At the Wild Goose Festival in North Carolina last weekend, I was able to speak with Anna Clark, author of Green, American Style, president and founder of EarthPeople, a green consulting firm, and a contributor to Taking Flight: Reclaiming the Female Half of God's Image Through Advocacy and Renewal. Anna has a heart for equipping churches to make small and big changes for the sake of creation care and stewardship of the earth's resources. How can Christians do this, you ask? Read our conversation to find out.
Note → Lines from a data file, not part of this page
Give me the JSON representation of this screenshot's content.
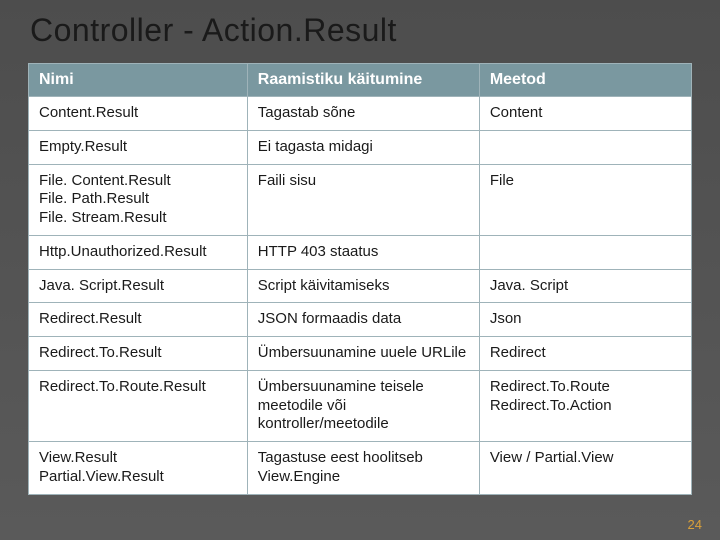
{
  "title": "Controller - Action.Result",
  "page_number": "24",
  "table": {
    "headers": [
      "Nimi",
      "Raamistiku käitumine",
      "Meetod"
    ],
    "rows": [
      {
        "c1": "Content.Result",
        "c2": "Tagastab sõne",
        "c3": "Content"
      },
      {
        "c1": "Empty.Result",
        "c2": "Ei tagasta midagi",
        "c3": ""
      },
      {
        "c1": "File. Content.Result\nFile. Path.Result\nFile. Stream.Result",
        "c2": "Faili sisu",
        "c3": "File"
      },
      {
        "c1": "Http.Unauthorized.Result",
        "c2": "HTTP 403 staatus",
        "c3": ""
      },
      {
        "c1": "Java. Script.Result",
        "c2": "Script käivitamiseks",
        "c3": "Java. Script"
      },
      {
        "c1": "Redirect.Result",
        "c2": "JSON formaadis data",
        "c3": "Json"
      },
      {
        "c1": "Redirect.To.Result",
        "c2": "Ümbersuunamine uuele URLile",
        "c3": "Redirect"
      },
      {
        "c1": "Redirect.To.Route.Result",
        "c2": "Ümbersuunamine teisele meetodile või kontroller/meetodile",
        "c3": "Redirect.To.Route\nRedirect.To.Action"
      },
      {
        "c1": "View.Result\nPartial.View.Result",
        "c2": "Tagastuse eest hoolitseb View.Engine",
        "c3": "View / Partial.View"
      }
    ]
  }
}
We are looking for 1,000 pastors to debunk a myth based on the political assertion that government doesn't have any responsibility to poor people. The myth is that churches and charities alone could take care of the problems of poverty -- especially if we slashed people's taxes. Both this assertion and myth contradict the biblical imperative to hold societies and rulers responsible for how they treat the poor, and ignore the Christian tradition of holding governments accountable to those in need. Faith-based organizations and government have had effective and healthy partnerships, and ultimately, the assertion and myth have more to do with libertarian political ideology, than good theology.
Awesome people. Vegetarians. Going mute. Here's a little round up of links from around the Web you may have missed this week:
- Awesome people hanging out together.
- An alternative to abortion.
- Take a walk in Milan.
- Are you a new vegetarian? Some tips.
- Tom Hanks addresses Yale graduates.
- Kathy Khang shares more about her experience with depression.
- Simple and powerful: forgive.
- Don't you sometimes wish you could just hit the mute button?
- Sojourners' Enuma Okoro on Pentecost:
"Pentecost is God's 'show-and-tell' lesson that after the incarnation no one people has a purchase on the fullness of God. No single denomination, no one race, no one ethnicity, and no one socioeconomic group mediates God's fullness to the world. Diversity is an essential attribute of a Spirit-filled church (Acts 2:8,18)."